In 1817 he accepted the invitation of the Chileans, who were then in revolt against Spain, to take command of their naval forces, and remaining in their service until 1822 contributed largely to their success. His capture of the Spanish frigate “Esmeralda” (40) in the harbour of Callao, on the 5th of November 1820, was an achievement of signal daring. In 1823 he transferred his services to Brazil, where he helped the emperor Dom Pedro I. to shake off the yoke of Portugal; but by the end of 1825 he had fallen out with the Brazilians, and he returned to Europe. His activity was next devoted to the aid of the Greeks, then at the end of their struggle with the Turks, but he found no opportunity for distinguishing himself, and in 1828 he returned home. His efforts were now steadily directed to securing his restoration to the navy, and in this he succeeded in 1832; but though he was granted a “free pardon” he failed to obtain the new trial for which he was anxious, or to secure the arrears of pay he claimed.[1] He was restored to his place in the order of the Bath in 1847. In 1848 he was appointed to the command of the North American and West India station, which he retained till 1851. At various periods of his life he occupied himself with scientific invention. He took out patents for lamps to burn oil of tar, for the propulsion of ships at sea, for facilitating excavation, mining and sinking, for rotary steam-engines and for other purposes; and so early as 1843 he was an advocate of the employment of steam and the screw propeller in war-ships. During the Crimean War he revived his “secret war plan” for the total destruction of an enemy’s fleet, and offered to conduct in person an attack on Sevastopol and destroy it in a few hours without loss to the attacking force. This plan, the details of which have never been divulged, he had proposed so far back as 1811, and the committee which was then appointed to consider it reported on it as effective but inhuman. Lord Dundonald died in London on the 30th of October 1860, and was buried in Westminster Abbey.
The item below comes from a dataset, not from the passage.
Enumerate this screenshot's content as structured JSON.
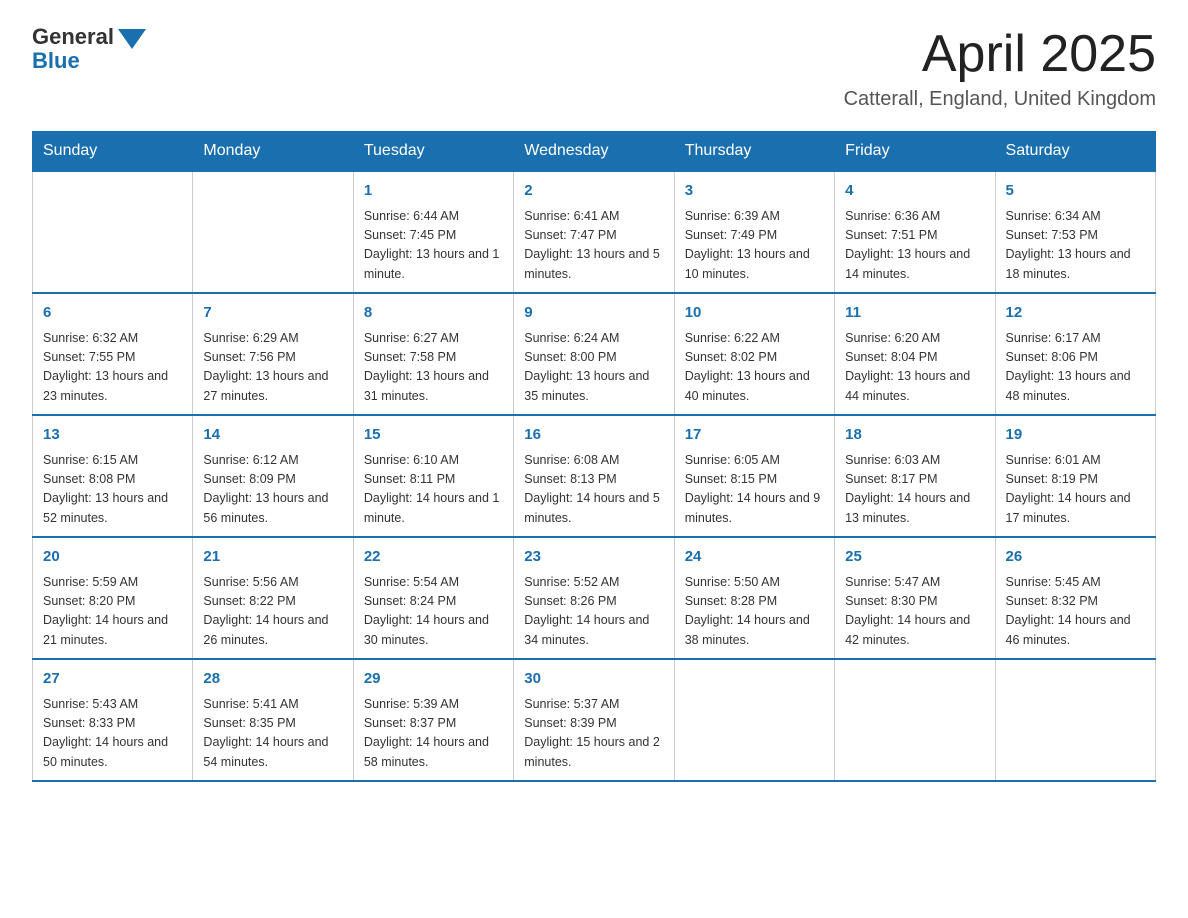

No one ever excelled him in daring and resource as a naval officer, but he suffered from serious defects of character, and even those who think him guiltless of the charge on which he was convicted in 1814 must feel that he had his own imprudence and want of self-command to thank for many of his misfortunes.

He was succeeded in the title by his son Thomas as 11th earl (d. 1885), and the latter by his son Douglas (b. 1852) as 12th earl, a distinguished cavalry officer who became a lieutenant-general in 1907.

The 10th earl’s Autobiography of a Seaman (2 vols., 1860–1861), the main source for his Life (1869, by his son and heir), is written with spirit, but it was composed at the end of his career when his memory was failing, and was chiefly executed by others. He also wrote Notes on the Mineralogy, Government and Condition of the British West India Islands (1851), and a Narrative of Services in the Liberation of Chili, Peru and Brazil (1858). The whole story of his trial and of the Stock Exchange fraud for which he was condemned has been examined by Mr J. B. Atlay in The Trial of Lord Cochrane before Lord Ellenborough (1897).

  1. In 1878, as the result of the report of a select committee of the House of Commons appointed in 1877, a grant of £5000 was made to the then Lord Cochrane “in respect of the distinguished services of his grandfather, the late earl of Dundonald.”